* [Task brief] Below is a set of entries; copy all of them exactly.

+++ Material supplied

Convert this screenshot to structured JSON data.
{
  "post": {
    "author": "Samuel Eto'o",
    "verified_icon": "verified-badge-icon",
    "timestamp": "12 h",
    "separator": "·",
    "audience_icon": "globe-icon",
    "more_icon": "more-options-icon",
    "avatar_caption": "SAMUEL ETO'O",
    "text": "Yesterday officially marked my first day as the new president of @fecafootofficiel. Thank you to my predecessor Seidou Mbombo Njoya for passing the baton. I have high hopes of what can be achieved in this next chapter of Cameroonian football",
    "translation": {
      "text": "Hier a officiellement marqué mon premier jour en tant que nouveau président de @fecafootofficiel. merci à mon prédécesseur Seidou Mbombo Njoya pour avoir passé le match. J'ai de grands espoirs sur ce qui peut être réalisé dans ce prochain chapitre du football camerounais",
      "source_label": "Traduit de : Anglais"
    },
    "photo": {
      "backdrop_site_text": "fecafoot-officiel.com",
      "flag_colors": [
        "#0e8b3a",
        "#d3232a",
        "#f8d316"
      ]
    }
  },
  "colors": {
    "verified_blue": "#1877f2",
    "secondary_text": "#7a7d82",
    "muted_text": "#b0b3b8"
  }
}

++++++

* [Output of the exercise]
Convert this screenshot to structured JSON data.
{
  "post": {
    "author": "Samuel Eto'o",
    "verified_icon": "verified-badge-icon",
    "timestamp": "12 h",
    "separator": "·",
    "audience_icon": "globe-icon",
    "more_icon": "more-options-icon",
    "avatar_caption": "SAMUEL ETO'O",
    "text": "Yesterday officially marked my first day as the new president of @fecafootofficiel. Thank you to my predecessor Seidou Mbombo Njoya for passing the baton. I have high hopes of what can be achieved in this next chapter of Cameroonian football",
    "translation": {
      "text": "Hier a officiellement marqué mon premier jour en tant que nouveau président de @fecafootofficiel. merci à mon prédécesseur Seidou Mbombo Njoya pour avoir passé le match. J'ai de grands espoirs sur ce qui peut être réalisé dans ce prochain chapitre du football camerounais",
      "source_label": "Traduit de : Anglais"
    },
    "photo": {
      "backdrop_site_text": "fecafoot-officiel.com",
      "flag_colors": [
        "#0e8b3a",
        "#d3232a",
        "#f8d316"
      ]
    }
  },
  "colors": {
    "verified_blue": "#1877f2",
    "secondary_text": "#7a7d82",
    "muted_text": "#b0b3b8"
  }
}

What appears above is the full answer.